EXTRACTED DATA Block Start
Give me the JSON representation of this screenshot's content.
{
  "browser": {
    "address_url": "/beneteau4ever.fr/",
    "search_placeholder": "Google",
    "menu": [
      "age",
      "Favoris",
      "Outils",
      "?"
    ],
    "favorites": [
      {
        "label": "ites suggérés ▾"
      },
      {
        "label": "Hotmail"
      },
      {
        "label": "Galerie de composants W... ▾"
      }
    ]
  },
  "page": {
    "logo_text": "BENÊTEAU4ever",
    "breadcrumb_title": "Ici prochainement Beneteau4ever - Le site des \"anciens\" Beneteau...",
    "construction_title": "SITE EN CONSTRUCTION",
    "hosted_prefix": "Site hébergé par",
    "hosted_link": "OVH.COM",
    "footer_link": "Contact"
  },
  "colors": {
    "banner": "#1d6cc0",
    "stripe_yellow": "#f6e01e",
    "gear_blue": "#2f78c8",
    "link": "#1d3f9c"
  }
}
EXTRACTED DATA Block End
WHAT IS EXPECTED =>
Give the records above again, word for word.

SOLUTION FOR THIS TASK =>
Give me the JSON representation of this screenshot's content.
{
  "browser": {
    "address_url": "/beneteau4ever.fr/",
    "search_placeholder": "Google",
    "menu": [
      "age",
      "Favoris",
      "Outils",
      "?"
    ],
    "favorites": [
      {
        "label": "ites suggérés ▾"
      },
      {
        "label": "Hotmail"
      },
      {
        "label": "Galerie de composants W... ▾"
      }
    ]
  },
  "page": {
    "logo_text": "BENÊTEAU4ever",
    "breadcrumb_title": "Ici prochainement Beneteau4ever - Le site des \"anciens\" Beneteau...",
    "construction_title": "SITE EN CONSTRUCTION",
    "hosted_prefix": "Site hébergé par",
    "hosted_link": "OVH.COM",
    "footer_link": "Contact"
  },
  "colors": {
    "banner": "#1d6cc0",
    "stripe_yellow": "#f6e01e",
    "gear_blue": "#2f78c8",
    "link": "#1d3f9c"
  }
}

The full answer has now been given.